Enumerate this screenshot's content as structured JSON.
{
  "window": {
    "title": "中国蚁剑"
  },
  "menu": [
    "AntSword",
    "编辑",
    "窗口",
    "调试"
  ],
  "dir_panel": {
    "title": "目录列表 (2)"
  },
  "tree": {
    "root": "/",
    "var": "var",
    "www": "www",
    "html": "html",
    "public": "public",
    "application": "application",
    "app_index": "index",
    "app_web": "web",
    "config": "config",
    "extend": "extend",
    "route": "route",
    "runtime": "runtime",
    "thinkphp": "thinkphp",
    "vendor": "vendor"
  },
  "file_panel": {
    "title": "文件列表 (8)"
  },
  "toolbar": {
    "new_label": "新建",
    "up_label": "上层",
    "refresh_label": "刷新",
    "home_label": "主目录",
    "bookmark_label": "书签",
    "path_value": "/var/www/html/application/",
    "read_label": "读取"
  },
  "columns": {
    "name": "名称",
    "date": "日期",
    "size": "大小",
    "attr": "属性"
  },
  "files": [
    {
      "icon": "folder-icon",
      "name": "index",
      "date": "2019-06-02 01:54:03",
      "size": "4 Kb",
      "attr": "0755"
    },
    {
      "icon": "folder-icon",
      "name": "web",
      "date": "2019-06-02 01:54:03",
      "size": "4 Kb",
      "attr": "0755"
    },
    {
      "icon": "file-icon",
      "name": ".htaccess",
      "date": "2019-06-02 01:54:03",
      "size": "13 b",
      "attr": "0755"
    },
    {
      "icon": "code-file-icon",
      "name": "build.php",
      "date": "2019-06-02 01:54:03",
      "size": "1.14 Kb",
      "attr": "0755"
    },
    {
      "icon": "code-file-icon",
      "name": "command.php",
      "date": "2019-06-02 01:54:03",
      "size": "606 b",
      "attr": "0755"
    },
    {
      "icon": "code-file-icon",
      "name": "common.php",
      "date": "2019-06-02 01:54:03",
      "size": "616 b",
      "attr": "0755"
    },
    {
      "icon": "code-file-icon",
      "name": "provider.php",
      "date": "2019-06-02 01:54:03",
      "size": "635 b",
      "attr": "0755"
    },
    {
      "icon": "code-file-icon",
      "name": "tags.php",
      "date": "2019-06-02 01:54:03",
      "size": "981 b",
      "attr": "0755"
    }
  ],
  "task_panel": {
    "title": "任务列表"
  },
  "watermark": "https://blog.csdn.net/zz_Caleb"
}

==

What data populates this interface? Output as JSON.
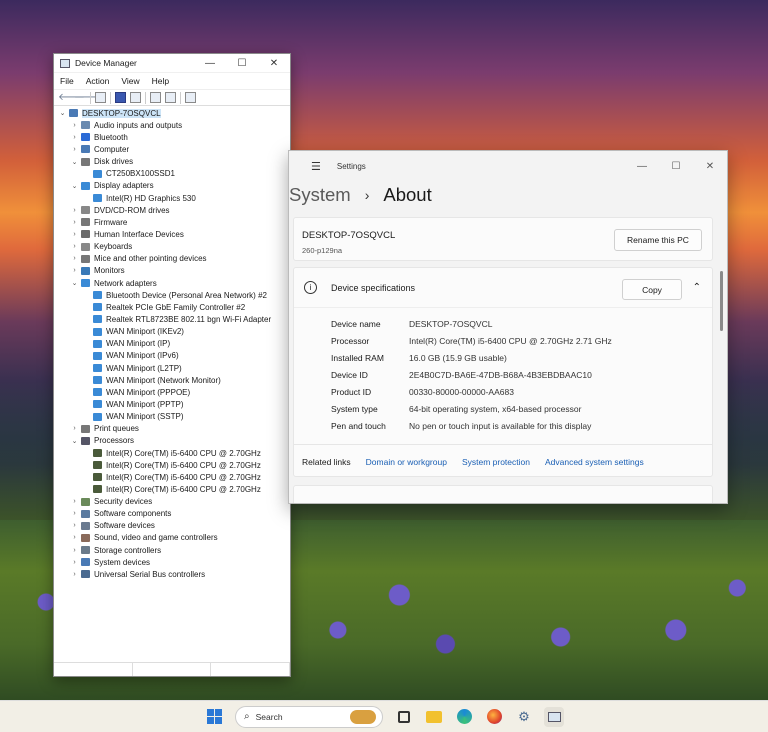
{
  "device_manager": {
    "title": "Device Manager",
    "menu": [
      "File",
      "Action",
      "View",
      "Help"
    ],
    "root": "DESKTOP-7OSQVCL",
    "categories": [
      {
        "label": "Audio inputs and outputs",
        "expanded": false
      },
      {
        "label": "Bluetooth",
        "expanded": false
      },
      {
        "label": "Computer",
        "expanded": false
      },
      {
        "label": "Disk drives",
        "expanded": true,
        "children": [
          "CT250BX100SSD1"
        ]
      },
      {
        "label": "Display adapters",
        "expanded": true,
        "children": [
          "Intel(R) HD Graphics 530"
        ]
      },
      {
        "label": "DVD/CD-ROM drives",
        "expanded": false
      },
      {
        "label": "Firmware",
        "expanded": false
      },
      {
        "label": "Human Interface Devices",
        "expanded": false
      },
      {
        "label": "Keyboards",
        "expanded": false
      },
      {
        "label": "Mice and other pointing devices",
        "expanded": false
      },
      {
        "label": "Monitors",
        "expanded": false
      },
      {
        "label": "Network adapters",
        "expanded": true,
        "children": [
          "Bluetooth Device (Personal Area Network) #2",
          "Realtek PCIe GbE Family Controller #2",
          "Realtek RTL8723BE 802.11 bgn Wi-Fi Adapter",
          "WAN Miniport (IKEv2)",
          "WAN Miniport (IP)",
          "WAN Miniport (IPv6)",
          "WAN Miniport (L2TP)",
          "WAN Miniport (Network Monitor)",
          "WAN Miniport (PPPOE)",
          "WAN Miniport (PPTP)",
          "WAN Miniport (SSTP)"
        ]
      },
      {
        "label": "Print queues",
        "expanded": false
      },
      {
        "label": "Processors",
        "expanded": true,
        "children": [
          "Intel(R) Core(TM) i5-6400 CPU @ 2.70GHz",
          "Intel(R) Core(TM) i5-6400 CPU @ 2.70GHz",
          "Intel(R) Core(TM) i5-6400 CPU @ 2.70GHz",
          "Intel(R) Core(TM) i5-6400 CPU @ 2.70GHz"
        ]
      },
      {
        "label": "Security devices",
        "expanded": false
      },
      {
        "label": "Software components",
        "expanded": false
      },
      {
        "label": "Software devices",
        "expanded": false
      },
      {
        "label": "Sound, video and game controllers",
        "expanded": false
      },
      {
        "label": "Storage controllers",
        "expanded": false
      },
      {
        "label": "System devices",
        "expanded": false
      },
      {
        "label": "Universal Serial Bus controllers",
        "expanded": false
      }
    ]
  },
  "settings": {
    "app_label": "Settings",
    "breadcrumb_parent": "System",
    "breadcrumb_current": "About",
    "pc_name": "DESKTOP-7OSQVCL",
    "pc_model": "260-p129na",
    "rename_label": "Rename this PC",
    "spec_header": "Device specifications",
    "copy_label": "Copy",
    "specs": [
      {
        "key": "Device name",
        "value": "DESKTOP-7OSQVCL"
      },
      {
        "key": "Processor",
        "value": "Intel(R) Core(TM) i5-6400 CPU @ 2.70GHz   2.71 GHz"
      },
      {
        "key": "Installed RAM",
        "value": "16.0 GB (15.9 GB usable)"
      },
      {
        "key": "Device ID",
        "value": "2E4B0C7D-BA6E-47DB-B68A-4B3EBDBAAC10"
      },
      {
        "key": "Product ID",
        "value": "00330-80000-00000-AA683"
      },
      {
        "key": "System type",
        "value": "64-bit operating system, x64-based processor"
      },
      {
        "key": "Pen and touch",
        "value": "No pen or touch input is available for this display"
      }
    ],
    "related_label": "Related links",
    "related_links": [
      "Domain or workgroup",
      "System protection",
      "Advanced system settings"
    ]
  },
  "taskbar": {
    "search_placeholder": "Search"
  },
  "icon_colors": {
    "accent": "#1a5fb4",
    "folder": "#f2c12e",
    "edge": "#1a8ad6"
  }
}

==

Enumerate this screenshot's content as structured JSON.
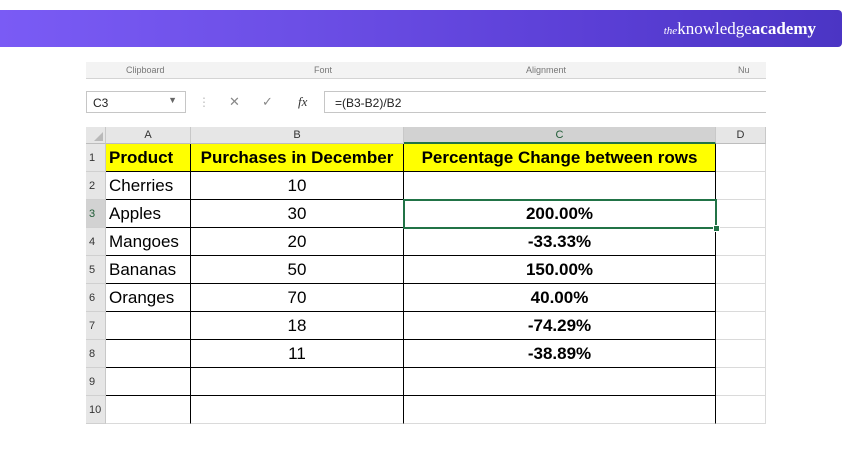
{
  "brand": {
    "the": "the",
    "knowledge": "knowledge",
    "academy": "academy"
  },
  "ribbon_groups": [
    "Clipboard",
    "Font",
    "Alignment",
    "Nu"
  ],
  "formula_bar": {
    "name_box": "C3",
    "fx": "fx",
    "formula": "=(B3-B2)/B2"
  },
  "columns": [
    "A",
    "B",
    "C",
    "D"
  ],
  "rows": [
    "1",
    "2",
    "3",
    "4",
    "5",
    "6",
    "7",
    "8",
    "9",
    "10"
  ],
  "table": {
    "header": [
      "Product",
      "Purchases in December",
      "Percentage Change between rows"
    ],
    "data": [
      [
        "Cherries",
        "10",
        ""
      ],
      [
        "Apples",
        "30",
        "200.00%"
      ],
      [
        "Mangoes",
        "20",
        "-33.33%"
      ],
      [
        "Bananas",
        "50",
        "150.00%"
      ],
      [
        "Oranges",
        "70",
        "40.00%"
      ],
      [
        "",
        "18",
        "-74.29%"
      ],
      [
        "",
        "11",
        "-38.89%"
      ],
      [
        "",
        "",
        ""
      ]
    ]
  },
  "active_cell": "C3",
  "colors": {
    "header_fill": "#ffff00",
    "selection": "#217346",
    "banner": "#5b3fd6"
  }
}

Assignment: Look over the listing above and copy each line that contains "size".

Result:
    "size": "大小",
      "size": "4 Kb",
      "size": "4 Kb",
      "size": "13 b",
      "size": "1.14 Kb",
      "size": "606 b",
      "size": "616 b",
      "size": "635 b",
      "size": "981 b",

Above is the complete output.